The Italian Greyhound should do well on a high-quality dog food, whether commercially manufactured or home-prepared with your veterinarian’s supervision and approval. Any diet should be appropriate to the dog’s age (puppy, adult, or senior).It’s easy to allow these dogs to become overweight, so watch your dog’s calorie consumption and weight level. Treats can be an important aid in training, but giving too many can cause obesity. On an IG in proper weight, the hip bones should just be seen. Ribs should not be visible but should be able to be felt under a thin covering of flesh. Learn about which human foods are safe for dogs, and which are not. Check with your vet if you have any concerns about your dog’s weight or diet. Clean, fresh water should be available at all times.

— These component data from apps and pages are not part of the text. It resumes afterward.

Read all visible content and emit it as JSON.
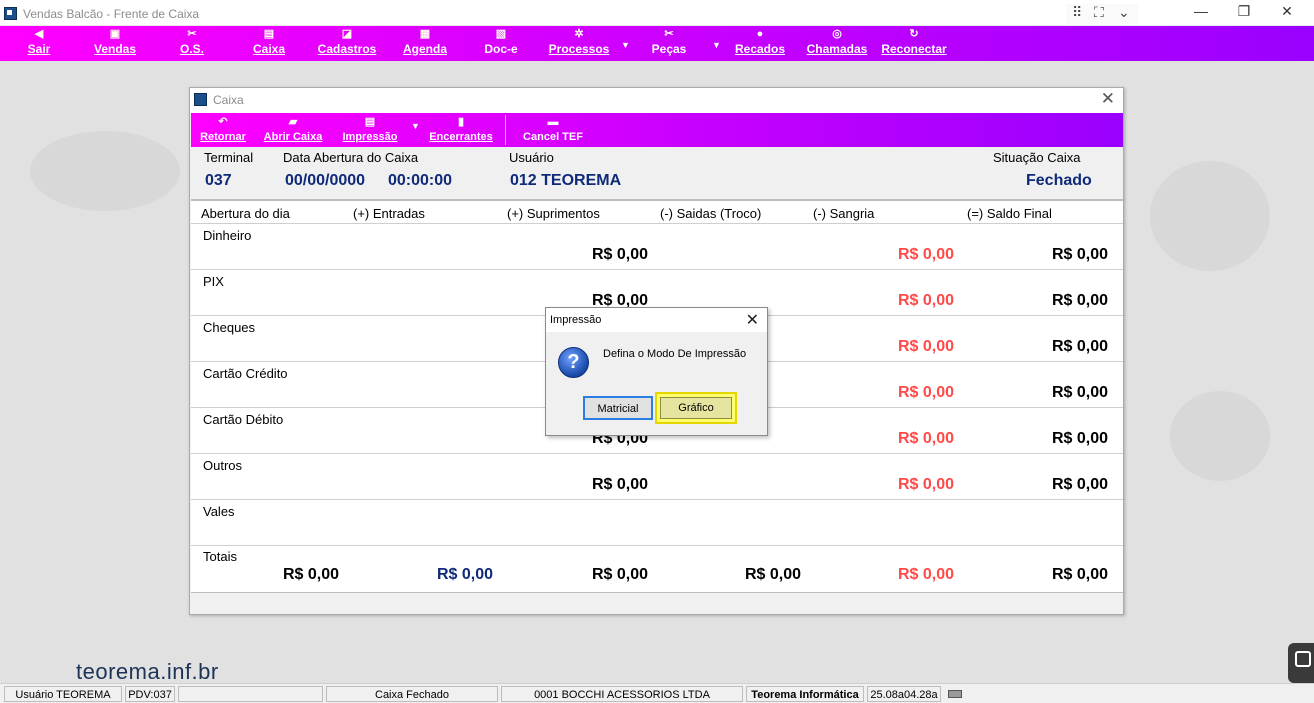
{
  "window": {
    "title": "Vendas Balcão - Frente de Caixa",
    "tools": [
      "⠿",
      "⛶",
      "⌄"
    ],
    "minimize": "—",
    "restore": "❐",
    "close": "✕"
  },
  "main_menu": {
    "items": [
      {
        "label": "Sair",
        "icon": "◀"
      },
      {
        "label": "Vendas",
        "icon": "▣"
      },
      {
        "label": "O.S.",
        "icon": "✂"
      },
      {
        "label": "Caixa",
        "icon": "▤"
      },
      {
        "label": "Cadastros",
        "icon": "◪"
      },
      {
        "label": "Agenda",
        "icon": "▦"
      },
      {
        "label": "Doc-e",
        "icon": "▧"
      },
      {
        "label": "Processos",
        "icon": "✲"
      },
      {
        "label": "Peças",
        "icon": "✂"
      },
      {
        "label": "Recados",
        "icon": "●"
      },
      {
        "label": "Chamadas",
        "icon": "◎"
      },
      {
        "label": "Reconectar",
        "icon": "↻"
      }
    ],
    "dropdown_arrow": "▼"
  },
  "caixa_window": {
    "title": "Caixa",
    "close": "✕",
    "toolbar": [
      {
        "label": "Retornar",
        "icon": "↶"
      },
      {
        "label": "Abrir Caixa",
        "icon": "▰"
      },
      {
        "label": "Impressão",
        "icon": "▤"
      },
      {
        "label": "Encerrantes",
        "icon": "▮"
      },
      {
        "label": "Cancel TEF",
        "icon": "▬"
      }
    ],
    "header": {
      "terminal_label": "Terminal",
      "terminal_value": "037",
      "data_label": "Data Abertura do Caixa",
      "data_value": "00/00/0000",
      "hora_value": "00:00:00",
      "usuario_label": "Usuário",
      "usuario_value": "012  TEOREMA",
      "situacao_label": "Situação Caixa",
      "situacao_value": "Fechado"
    },
    "columns": [
      "Abertura do dia",
      "(+) Entradas",
      "(+) Suprimentos",
      "(-) Saidas (Troco)",
      "(-) Sangria",
      "(=) Saldo Final"
    ],
    "rows": [
      {
        "label": "Dinheiro",
        "suprimentos": "R$ 0,00",
        "sangria": "R$ 0,00",
        "saldo": "R$ 0,00"
      },
      {
        "label": "PIX",
        "suprimentos": "R$ 0,00",
        "sangria": "R$ 0,00",
        "saldo": "R$ 0,00"
      },
      {
        "label": "Cheques",
        "suprimentos": "",
        "sangria": "R$ 0,00",
        "saldo": "R$ 0,00"
      },
      {
        "label": "Cartão Crédito",
        "suprimentos": "",
        "sangria": "R$ 0,00",
        "saldo": "R$ 0,00"
      },
      {
        "label": "Cartão Débito",
        "suprimentos": "R$ 0,00",
        "sangria": "R$ 0,00",
        "saldo": "R$ 0,00"
      },
      {
        "label": "Outros",
        "suprimentos": "R$ 0,00",
        "sangria": "R$ 0,00",
        "saldo": "R$ 0,00"
      },
      {
        "label": "Vales",
        "suprimentos": "",
        "sangria": "",
        "saldo": ""
      }
    ],
    "totals": {
      "label": "Totais",
      "abertura": "R$ 0,00",
      "entradas": "R$ 0,00",
      "suprimentos": "R$ 0,00",
      "saidas": "R$ 0,00",
      "sangria": "R$ 0,00",
      "saldo": "R$ 0,00"
    }
  },
  "dialog": {
    "title": "Impressão",
    "close": "✕",
    "icon": "?",
    "message": "Defina o Modo De Impressão",
    "buttons": {
      "matricial": "Matricial",
      "grafico": "Gráfico"
    }
  },
  "watermark": "teorema.inf.br",
  "statusbar": {
    "usuario": "Usuário TEOREMA",
    "pdv": "PDV:037",
    "blank": "",
    "caixa": "Caixa Fechado",
    "empresa": "0001 BOCCHI ACESSORIOS LTDA",
    "software": "Teorema Informática",
    "versao": "25.08a04.28a"
  },
  "colors": {
    "menu_start": "#ff00ff",
    "menu_end": "#9a00ff",
    "value_blue": "#102a7a",
    "value_red": "#ff4a4a"
  }
}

The most important grooming tip for the Italian Greyhound is that the teeth must be brushed on a regular basis, preferably daily. Dental cleaning by a veterinarian should be done yearly or as needed. Baths are rarely necessary unless the dog has gotten into something that can’t be removed from the very short, smooth coat by gentle brushing. The nails need regular attention, preferably with a grinding tool. They should not be shortened all the way to the quick. This breed has a hare foot, and the two middle nails can be left slightly longer than the other two.
IGs are an active breed and need regular exercise. For the most part, playtime will be sufficient for this, especially if there is more than one dog. Walks on lead are appreciated. Dog parks can be a hazard unless well supervised and having separate areas for small dogs. Even obedience-trained IGs should not be allowed off lead outdoors in unfenced areas, since small, moving animals are a huge incentive to run, possibly into danger.
This breed responds best to reward-based training methods rather than punishment. The trainer should be firm with commands and lavish with praise. Treats used as a reward should be small but immediate when the command is learned and followed. Professional dog trainers should be chosen carefully. Harsh methods just don’t work with these intelligent, sensitive little dogs, even though they can be stubborn.
Italian Greyhounds are generally long lived, with a normal lifespan of 13 to 15 years. Responsible breeders screen for health conditions such as PRA, autoimmune problems, Legg-Calve-Perthes disease and hypothyroidism. Although the IG is not as delicate as he looks, care must be take to avoid hazardous situations that might result in a broken leg. Extensive information about breed health can be found on the website of the Italian Greyhound Club of America.